**How to complete this task**. When a line of the records below contains the string "JSON", copy that whole line.

**Data excerpts**.

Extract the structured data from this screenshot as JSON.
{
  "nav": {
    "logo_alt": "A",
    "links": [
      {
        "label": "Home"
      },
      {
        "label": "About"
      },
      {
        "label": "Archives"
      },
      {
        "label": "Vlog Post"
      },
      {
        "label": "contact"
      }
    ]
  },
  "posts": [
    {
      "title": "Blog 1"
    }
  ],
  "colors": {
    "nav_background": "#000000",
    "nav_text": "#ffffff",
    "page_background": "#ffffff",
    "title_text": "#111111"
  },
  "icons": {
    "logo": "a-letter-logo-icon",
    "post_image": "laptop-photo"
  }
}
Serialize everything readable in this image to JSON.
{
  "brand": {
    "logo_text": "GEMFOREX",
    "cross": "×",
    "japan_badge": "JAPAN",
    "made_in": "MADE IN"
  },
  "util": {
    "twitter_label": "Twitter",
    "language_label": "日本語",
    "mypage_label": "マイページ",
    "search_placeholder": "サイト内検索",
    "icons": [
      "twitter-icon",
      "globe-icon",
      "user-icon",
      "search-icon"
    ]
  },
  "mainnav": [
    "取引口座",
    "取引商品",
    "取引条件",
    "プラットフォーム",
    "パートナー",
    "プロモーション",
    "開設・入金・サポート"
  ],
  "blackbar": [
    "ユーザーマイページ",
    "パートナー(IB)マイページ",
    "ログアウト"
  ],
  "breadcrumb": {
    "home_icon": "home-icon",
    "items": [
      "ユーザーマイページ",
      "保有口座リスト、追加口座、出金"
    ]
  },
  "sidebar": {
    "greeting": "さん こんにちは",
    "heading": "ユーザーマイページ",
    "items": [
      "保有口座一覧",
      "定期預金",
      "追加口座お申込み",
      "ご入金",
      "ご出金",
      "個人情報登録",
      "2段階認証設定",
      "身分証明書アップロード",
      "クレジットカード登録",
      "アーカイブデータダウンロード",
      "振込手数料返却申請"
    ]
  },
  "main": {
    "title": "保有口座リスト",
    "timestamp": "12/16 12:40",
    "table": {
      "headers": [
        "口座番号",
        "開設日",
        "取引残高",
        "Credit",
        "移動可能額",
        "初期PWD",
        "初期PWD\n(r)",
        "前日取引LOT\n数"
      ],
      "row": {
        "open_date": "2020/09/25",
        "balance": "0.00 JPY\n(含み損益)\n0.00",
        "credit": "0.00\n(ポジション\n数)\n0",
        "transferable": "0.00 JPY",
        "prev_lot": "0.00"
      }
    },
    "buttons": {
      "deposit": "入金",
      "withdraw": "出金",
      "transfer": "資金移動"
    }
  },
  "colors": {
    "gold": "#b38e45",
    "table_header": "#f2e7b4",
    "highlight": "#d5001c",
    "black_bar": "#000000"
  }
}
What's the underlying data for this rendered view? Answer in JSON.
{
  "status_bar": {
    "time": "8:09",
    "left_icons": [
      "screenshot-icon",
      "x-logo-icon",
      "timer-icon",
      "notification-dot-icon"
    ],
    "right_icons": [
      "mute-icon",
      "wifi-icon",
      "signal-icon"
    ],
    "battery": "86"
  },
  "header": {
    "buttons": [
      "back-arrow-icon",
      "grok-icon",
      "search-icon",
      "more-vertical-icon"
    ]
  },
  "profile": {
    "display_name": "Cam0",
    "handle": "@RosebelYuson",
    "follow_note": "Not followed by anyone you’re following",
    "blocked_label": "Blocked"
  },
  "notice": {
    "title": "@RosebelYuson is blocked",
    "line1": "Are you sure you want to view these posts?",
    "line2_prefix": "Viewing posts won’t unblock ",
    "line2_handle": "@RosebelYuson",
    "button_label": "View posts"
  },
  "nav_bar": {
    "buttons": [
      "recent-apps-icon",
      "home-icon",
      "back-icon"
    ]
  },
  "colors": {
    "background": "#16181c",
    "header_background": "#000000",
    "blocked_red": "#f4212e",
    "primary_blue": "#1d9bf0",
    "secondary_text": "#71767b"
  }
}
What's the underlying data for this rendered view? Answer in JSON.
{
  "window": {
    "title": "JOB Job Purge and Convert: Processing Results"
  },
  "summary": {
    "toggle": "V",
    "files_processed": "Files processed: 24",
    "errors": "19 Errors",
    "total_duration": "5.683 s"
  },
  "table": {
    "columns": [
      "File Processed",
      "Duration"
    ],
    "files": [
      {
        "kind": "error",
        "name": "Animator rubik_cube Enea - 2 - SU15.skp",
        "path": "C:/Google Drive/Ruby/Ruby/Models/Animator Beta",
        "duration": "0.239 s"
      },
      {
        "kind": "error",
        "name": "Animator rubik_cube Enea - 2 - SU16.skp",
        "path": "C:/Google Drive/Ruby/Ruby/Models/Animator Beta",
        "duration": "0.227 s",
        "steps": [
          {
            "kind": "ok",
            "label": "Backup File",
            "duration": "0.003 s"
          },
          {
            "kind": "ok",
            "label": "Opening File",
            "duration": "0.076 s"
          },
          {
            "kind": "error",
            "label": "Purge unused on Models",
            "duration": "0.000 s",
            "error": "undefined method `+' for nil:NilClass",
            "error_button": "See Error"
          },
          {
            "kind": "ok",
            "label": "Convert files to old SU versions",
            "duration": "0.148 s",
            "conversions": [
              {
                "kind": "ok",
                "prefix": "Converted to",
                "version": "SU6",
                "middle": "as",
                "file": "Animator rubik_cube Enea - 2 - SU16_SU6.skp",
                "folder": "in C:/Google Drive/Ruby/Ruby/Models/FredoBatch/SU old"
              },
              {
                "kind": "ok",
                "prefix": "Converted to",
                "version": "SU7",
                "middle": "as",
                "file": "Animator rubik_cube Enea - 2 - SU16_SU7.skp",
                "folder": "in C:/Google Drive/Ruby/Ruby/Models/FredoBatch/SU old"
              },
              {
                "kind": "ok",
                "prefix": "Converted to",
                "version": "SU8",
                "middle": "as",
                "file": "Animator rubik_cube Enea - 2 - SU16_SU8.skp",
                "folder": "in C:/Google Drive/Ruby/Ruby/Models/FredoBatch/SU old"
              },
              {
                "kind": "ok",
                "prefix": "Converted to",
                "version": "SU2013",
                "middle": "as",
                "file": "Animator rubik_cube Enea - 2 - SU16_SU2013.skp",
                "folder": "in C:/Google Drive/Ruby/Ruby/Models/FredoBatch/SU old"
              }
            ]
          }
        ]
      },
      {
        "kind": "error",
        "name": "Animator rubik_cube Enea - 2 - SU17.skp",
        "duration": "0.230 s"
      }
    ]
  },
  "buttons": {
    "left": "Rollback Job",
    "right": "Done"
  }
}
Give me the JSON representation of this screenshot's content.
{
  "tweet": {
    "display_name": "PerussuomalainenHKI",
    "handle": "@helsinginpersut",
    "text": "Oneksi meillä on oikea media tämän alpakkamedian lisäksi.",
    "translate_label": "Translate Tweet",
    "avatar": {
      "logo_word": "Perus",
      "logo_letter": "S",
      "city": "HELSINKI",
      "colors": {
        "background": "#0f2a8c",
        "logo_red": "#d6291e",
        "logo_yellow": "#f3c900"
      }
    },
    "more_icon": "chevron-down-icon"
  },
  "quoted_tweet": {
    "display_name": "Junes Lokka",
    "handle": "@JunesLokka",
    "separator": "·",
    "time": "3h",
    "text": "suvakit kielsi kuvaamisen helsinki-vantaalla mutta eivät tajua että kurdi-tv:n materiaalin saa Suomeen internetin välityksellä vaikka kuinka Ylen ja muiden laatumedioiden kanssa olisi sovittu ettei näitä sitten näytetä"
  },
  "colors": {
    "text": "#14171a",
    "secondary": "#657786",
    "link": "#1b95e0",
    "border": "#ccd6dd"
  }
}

**Answer to this problem**.
Extract the structured data from this screenshot as JSON.
Serialize everything readable in this image to JSON.
What's the underlying data for this rendered view? Answer in JSON.
What's the underlying data for this rendered view? Answer in JSON.
Give me the JSON representation of this screenshot's content.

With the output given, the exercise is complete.